Extracted records:
■ ■ ■ ■ ■
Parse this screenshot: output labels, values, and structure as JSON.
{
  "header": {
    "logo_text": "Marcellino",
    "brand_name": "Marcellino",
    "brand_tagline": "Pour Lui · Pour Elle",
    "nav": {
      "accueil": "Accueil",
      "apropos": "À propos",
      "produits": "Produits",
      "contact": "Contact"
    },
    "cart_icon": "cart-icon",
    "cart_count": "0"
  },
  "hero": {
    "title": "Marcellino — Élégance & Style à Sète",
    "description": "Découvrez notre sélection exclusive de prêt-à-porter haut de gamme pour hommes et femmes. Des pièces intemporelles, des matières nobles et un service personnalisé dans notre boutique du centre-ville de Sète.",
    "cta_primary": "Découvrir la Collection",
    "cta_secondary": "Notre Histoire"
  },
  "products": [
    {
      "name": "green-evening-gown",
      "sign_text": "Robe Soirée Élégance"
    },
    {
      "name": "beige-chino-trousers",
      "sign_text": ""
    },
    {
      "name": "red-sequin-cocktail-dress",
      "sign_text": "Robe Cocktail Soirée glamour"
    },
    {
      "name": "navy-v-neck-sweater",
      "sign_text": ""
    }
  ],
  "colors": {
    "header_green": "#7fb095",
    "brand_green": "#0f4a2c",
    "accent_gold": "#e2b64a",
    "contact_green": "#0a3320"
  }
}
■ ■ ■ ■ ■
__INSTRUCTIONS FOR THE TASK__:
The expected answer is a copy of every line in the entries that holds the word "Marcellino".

__RESULT OF THIS TASK__:
    "logo_text": "Marcellino",
    "brand_name": "Marcellino",
    "title": "Marcellino — Élégance & Style à Sète",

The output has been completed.